As we move forward with NRT project, the role of the LT will change to enhance the synergy between the two facilities. The plan for the LT is to simplify the instrumentation suite to a wide-field 2x2 degree camera at prime focus and a straight-through fibre-fed spectrograph. These instruments align well with gravitational-wave counterpart candidate searches and surveys, along with the monitoring of other transient and variable objects. The two telescopes would be run as a combined facility providing simultaneous spectroscopy and photometry of the same target and the LT would be operated as a transient-finding facility. The Palomar Transient Factory has demonstrated the utility of this factory approach to transient science, and a fully automotated robotic facility would be extremely productive.
Image credit Iain Steele, Chris Copperwheat

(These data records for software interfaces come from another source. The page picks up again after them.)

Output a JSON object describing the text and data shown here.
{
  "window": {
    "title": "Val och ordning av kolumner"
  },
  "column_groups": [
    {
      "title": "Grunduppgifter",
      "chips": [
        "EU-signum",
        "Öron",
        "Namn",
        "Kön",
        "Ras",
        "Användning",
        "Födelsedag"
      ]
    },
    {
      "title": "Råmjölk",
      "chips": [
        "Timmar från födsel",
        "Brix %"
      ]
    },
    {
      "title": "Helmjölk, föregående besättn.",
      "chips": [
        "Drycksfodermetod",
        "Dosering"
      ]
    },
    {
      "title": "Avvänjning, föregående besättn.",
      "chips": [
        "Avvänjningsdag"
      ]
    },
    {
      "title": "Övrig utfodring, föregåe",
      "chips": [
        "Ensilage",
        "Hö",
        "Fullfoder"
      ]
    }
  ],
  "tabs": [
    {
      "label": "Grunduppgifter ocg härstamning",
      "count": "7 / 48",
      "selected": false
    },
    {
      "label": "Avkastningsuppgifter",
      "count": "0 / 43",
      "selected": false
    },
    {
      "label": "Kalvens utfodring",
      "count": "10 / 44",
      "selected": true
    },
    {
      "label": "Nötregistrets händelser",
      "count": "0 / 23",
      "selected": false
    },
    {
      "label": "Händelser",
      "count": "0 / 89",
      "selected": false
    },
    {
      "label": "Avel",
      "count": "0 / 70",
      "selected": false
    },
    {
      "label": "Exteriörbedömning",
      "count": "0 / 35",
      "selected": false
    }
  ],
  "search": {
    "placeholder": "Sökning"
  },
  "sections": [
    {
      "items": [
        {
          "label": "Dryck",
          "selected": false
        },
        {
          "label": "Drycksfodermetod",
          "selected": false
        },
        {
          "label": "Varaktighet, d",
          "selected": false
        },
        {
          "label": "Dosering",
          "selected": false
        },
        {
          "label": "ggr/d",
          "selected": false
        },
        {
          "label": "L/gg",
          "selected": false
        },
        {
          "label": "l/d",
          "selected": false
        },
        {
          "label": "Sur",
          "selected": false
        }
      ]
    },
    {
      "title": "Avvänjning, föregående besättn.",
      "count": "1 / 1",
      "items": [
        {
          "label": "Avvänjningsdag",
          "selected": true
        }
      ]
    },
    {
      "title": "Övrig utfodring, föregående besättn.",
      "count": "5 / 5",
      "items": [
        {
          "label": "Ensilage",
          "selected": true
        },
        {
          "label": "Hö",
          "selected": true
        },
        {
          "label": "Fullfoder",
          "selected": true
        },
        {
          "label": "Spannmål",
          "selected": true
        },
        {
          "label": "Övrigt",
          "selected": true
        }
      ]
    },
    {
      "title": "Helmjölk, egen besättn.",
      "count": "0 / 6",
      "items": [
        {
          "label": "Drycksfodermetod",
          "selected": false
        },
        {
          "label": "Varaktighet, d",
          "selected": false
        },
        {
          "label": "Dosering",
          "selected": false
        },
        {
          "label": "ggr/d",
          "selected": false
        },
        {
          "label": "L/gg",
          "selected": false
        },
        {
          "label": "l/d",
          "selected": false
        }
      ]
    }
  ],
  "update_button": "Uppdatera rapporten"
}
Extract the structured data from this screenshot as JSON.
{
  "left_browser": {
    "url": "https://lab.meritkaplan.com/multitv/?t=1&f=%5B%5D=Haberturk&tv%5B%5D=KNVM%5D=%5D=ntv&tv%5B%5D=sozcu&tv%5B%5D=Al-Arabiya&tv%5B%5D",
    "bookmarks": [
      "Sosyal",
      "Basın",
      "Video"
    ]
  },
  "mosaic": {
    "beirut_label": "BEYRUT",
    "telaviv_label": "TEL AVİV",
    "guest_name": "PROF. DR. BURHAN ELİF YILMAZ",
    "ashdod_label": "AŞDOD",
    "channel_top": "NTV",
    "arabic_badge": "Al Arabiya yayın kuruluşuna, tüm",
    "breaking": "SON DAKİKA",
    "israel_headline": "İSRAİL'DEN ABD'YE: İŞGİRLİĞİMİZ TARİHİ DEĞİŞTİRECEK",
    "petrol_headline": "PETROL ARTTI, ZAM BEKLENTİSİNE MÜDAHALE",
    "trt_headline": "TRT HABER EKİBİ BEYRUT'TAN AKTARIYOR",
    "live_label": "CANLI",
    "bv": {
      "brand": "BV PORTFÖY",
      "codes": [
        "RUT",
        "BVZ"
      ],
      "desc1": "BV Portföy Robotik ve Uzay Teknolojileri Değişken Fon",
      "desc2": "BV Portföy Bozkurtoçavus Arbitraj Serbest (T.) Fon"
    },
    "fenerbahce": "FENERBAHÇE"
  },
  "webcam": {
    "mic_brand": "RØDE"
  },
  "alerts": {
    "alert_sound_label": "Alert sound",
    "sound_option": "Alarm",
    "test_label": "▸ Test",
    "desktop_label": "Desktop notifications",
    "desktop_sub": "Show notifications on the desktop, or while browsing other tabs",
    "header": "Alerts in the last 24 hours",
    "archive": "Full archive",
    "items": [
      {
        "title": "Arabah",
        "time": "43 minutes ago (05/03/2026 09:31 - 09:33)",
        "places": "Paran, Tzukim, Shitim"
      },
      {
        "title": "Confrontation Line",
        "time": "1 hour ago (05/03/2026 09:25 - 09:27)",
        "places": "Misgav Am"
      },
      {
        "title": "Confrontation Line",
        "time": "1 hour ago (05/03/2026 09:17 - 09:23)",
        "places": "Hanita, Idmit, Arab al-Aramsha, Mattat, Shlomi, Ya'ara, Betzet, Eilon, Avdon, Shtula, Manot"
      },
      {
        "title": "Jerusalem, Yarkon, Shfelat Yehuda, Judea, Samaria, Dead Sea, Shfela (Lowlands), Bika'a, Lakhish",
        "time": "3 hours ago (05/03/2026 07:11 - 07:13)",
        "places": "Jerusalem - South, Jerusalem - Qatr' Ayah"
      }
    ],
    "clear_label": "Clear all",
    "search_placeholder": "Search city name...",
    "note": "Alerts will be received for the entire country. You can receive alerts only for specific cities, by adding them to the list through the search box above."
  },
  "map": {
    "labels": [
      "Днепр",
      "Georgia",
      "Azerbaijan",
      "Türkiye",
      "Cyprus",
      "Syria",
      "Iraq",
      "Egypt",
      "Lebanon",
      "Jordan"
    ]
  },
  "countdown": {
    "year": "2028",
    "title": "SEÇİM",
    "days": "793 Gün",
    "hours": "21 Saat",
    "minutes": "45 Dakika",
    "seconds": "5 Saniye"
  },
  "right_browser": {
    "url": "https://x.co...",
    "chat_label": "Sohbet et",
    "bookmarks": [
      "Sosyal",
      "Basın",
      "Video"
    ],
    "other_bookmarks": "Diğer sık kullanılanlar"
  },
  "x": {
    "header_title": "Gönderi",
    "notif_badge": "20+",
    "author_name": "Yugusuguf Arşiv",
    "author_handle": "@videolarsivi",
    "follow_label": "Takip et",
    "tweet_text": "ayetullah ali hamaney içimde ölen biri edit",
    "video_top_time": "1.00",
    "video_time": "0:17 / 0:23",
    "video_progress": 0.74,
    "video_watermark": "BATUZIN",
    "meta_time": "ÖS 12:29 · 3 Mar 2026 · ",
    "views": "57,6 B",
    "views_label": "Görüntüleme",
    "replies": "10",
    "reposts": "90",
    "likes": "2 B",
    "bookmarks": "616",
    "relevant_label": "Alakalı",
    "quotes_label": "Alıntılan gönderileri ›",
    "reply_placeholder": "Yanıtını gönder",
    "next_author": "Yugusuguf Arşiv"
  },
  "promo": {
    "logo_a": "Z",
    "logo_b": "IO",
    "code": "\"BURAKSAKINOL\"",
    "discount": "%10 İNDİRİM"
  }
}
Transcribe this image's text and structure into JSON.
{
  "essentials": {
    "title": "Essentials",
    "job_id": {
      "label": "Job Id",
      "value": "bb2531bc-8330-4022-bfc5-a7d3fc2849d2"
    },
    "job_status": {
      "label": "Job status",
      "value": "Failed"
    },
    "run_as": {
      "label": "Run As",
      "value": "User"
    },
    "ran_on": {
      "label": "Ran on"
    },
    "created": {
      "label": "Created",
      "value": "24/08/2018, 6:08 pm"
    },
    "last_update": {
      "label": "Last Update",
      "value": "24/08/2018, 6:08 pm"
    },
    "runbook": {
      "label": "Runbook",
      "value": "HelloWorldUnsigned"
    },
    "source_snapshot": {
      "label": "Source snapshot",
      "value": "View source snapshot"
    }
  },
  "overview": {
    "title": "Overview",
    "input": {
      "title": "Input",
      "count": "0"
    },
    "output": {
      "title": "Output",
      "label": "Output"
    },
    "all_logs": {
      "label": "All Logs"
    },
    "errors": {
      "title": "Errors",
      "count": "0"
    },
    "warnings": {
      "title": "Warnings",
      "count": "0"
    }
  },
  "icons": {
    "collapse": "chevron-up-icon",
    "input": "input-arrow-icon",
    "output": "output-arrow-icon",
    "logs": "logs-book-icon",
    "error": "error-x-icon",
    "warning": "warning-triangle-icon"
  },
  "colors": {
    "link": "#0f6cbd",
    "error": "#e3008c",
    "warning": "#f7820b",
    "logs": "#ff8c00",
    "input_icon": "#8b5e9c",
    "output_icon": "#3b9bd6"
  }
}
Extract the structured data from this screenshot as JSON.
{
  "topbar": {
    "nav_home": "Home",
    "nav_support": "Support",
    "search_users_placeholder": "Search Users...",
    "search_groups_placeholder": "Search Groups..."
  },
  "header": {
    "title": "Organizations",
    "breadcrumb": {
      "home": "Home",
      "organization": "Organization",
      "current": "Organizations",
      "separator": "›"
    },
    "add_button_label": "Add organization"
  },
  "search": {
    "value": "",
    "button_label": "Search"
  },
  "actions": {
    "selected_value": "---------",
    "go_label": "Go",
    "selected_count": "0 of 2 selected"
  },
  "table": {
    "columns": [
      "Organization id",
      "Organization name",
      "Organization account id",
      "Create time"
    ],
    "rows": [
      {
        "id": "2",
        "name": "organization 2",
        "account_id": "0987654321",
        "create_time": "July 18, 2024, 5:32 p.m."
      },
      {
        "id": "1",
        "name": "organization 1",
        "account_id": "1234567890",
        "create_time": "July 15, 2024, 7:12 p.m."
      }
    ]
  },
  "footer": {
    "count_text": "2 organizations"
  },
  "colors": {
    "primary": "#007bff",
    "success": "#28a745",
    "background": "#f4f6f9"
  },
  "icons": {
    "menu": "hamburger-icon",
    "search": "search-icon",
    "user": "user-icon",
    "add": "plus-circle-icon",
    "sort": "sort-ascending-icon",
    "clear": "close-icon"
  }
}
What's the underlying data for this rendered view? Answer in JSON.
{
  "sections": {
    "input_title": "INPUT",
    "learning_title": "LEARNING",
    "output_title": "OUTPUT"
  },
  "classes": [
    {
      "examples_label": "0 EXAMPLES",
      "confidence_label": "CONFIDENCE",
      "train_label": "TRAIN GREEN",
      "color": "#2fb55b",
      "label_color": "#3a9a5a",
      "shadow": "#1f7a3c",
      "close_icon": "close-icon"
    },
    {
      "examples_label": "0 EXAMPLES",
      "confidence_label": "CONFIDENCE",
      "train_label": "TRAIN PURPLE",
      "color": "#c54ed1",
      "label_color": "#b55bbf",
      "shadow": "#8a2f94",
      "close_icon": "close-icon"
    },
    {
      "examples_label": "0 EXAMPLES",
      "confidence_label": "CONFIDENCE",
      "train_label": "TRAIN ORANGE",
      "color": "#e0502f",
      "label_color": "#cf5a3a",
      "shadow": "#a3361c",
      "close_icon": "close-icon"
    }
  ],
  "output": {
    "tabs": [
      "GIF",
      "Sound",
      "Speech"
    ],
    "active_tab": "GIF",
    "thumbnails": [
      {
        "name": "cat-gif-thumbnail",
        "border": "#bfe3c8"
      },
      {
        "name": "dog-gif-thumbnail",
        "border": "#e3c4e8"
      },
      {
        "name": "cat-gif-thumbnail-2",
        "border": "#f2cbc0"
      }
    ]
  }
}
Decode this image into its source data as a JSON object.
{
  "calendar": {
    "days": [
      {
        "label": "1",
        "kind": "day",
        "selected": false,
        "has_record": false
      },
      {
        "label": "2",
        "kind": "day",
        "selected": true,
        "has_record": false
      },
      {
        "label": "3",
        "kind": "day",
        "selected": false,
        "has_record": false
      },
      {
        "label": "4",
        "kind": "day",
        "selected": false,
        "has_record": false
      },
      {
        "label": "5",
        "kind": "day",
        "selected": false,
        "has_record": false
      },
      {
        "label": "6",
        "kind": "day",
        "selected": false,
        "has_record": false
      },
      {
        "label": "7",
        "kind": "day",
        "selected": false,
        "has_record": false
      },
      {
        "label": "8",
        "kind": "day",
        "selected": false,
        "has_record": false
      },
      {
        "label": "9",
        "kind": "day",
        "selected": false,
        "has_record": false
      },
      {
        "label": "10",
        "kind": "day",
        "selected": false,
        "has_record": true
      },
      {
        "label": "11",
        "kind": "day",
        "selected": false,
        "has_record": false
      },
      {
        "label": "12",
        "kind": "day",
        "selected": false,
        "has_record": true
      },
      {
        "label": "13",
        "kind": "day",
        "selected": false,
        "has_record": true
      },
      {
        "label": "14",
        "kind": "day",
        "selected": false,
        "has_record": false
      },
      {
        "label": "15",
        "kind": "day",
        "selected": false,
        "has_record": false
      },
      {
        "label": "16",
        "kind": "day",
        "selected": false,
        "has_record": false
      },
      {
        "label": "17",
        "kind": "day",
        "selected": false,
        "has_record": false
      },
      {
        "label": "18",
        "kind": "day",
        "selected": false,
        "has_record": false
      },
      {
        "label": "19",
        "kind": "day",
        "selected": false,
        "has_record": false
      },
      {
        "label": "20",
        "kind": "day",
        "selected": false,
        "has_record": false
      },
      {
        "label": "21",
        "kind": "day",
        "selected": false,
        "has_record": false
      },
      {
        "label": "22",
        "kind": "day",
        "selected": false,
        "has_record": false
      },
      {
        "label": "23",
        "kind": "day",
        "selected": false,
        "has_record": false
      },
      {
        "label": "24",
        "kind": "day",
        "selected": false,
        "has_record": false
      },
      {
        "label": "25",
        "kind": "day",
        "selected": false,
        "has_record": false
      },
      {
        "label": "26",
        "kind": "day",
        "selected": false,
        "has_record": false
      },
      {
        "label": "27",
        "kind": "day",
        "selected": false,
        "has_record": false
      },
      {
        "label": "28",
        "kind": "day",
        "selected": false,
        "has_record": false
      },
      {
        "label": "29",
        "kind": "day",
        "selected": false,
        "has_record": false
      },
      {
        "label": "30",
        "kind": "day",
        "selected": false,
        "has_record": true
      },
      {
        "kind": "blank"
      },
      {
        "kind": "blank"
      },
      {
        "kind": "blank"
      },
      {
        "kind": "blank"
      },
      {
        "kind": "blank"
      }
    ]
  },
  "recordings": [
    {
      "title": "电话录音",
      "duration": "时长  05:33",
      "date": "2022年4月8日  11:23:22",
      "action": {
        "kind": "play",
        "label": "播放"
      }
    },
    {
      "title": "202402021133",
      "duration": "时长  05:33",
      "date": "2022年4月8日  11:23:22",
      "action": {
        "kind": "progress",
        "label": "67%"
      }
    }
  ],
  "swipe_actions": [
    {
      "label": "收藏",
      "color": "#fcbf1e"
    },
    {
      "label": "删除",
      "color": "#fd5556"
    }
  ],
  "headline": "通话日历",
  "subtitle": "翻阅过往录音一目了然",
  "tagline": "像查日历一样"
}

The two facilities will be available to all partners of the NRT project, and in addition they will continue to be made available to school children across the world via the Schools’ Observatory, and the amount of observing time on the Liverpool Telescope will increase from its current level of 10%. For more information about our future outreach programmes see our outreach page.